I love teaching art. I am more comfortable in the studio classroom than in most other places. The central tenet of my teaching philosophy is to stimulate personal learning so that students want to explore their interests and their expressive inclinations in the visual arts beyond the foundational level. Students who complete art courses should see connections between art and other disciplines and apply their knowledge in self-directed study and problem-solving (hopefully carrying those skills to other classes). I find it rewarding to help students learn how to talk about art and the ideas behind it. I also want my students to apply their knowledge so that they comprehend different art forms rather than simply memorize their respective characteristics. To achieve this, I use a portfolio assignment in Visual Art and the Studio (ART 001) and Introduction to Painting (ART 50) and emphasize self-evaluation and self-assessment in all my studio courses.
In my classes, the art students are required to solve design and drawing problems, or actually create their own problems and create design solutions for those problems. In Design (ART 10), students work on real-life design problems that originate from different campus and community organizations. In Drawing (ART 20), I assign open-ended assignments where students investigate media and techniques to achieve their desired aims. The design of the assignments encourages students to take an active rather than a passive approach to learning.
To foster this process-oriented studio atmosphere, I first expose students to basic tools, materials, and techniques. I, then, augment these traditional media with design software in the computer lab as an aid for compositional design and color theory. Specifically, the ART 10 class uses the computer lab during almost every class session. Assignments and exercises allow students to use Free Hand MX and Photoshop for their initial design ideas and final designs. I also assign real-life design problems that support needs in the local and
campus community (logos, ads, awareness posters) for Unity Week, DUI awareness and prevention, and t-shirt designs. The studio courses have a research component as well. In ART 50, students employ library research methods and are required to present their research in class. The more advanced students in research topics courses must develop an online portfolio or blog (at blogger.com) and keep it up to date.
I use ANGEL in all courses to provide examples of student work and to store images and designs. Design students upload their concepts and finished designs to Drop Boxes to be used as exercises and as future visual resources. I also use ANGEL to supplement the course syllabi: posting assignments, resources, links, grading scales, and important course documents that might become lost in a syllabus.
The creative component in ART 001 is a portfolio that consists of a formal analysis based on a work of art students have seen in a museum or gallery. They define and analyze individual artists and their respective stylistic schools by completing a project that includes creative works, reviews of art exhibits, or a research paper. This allows students an opportunity to apply research skills and the fundamental knowledge they have learned throughout the course. Students initially work as teams in collaborative learning groups in which they
research, study, and define a style of art.
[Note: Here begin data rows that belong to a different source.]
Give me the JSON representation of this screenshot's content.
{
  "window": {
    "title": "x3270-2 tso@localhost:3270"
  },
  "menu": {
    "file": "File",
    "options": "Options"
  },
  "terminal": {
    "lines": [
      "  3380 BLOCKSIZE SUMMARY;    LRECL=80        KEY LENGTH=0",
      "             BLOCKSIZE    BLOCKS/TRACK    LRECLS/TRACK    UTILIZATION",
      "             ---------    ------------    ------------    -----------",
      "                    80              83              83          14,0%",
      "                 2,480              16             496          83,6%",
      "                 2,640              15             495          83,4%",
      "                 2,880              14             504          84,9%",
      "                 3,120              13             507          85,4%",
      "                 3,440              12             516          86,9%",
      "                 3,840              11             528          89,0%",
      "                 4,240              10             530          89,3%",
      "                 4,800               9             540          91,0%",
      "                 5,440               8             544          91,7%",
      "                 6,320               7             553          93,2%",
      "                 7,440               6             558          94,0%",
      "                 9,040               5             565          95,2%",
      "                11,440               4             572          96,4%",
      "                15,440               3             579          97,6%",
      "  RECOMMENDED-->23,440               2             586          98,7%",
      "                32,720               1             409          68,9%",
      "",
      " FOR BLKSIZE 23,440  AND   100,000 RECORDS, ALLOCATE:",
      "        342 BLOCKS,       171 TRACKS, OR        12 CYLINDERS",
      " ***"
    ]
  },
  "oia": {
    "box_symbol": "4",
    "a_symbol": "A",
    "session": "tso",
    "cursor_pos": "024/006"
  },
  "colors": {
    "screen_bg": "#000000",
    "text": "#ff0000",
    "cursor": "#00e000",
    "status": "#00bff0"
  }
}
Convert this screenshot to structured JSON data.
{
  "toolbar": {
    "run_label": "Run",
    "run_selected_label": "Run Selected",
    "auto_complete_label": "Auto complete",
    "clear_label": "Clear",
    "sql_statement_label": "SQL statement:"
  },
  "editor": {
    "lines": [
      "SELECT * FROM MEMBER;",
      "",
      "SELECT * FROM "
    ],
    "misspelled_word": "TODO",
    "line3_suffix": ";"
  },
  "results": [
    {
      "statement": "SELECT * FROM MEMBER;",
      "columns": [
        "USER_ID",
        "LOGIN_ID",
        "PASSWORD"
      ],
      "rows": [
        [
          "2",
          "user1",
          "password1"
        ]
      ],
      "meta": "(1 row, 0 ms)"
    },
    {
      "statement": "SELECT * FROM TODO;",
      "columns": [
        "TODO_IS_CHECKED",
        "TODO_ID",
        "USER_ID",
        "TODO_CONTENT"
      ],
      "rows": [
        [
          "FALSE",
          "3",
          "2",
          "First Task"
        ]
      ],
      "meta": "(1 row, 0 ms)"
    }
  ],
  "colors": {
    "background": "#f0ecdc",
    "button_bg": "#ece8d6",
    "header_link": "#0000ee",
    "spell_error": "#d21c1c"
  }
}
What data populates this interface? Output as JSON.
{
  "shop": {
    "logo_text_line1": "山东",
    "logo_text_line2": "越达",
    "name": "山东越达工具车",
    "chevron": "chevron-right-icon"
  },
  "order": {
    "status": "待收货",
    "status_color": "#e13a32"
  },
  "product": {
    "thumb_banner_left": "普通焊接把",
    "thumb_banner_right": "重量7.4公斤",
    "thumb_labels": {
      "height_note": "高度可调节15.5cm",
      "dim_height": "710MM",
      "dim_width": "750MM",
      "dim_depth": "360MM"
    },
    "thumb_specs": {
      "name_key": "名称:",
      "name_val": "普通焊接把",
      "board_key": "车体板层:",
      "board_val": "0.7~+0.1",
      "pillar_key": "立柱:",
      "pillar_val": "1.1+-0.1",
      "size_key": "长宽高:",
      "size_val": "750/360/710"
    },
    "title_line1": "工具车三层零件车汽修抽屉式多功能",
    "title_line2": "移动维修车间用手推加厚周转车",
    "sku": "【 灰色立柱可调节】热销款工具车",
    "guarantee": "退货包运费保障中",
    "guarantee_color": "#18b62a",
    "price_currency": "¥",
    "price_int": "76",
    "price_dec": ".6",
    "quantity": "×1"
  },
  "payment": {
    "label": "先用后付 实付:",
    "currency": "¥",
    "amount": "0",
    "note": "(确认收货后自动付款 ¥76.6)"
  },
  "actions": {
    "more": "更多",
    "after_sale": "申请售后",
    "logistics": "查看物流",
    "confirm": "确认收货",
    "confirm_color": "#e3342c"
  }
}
Besides the collaborative components, I use team-teaching so students see a definite link between writing, research, and the material that they study in Art 001.
When pushed to explain why I devote so much time to thinking about my teaching, I would have to say that I want to reconnect with the core values of my teaching philosophy and to convey those values to contemporary students. The reward has been that my students often decide to continue their work in the visual arts by entering their work in juried exhibits, by gaining admission into BFA and graduate programs, and by sending samples of independent work to me for feedback. All of this tells me that some of what I do to stimulate personal learning works. When students return late in the afternoon, wanting to discuss the work of
an obscure artist whose work they have seen in a library book - that's when I know why I love teaching art.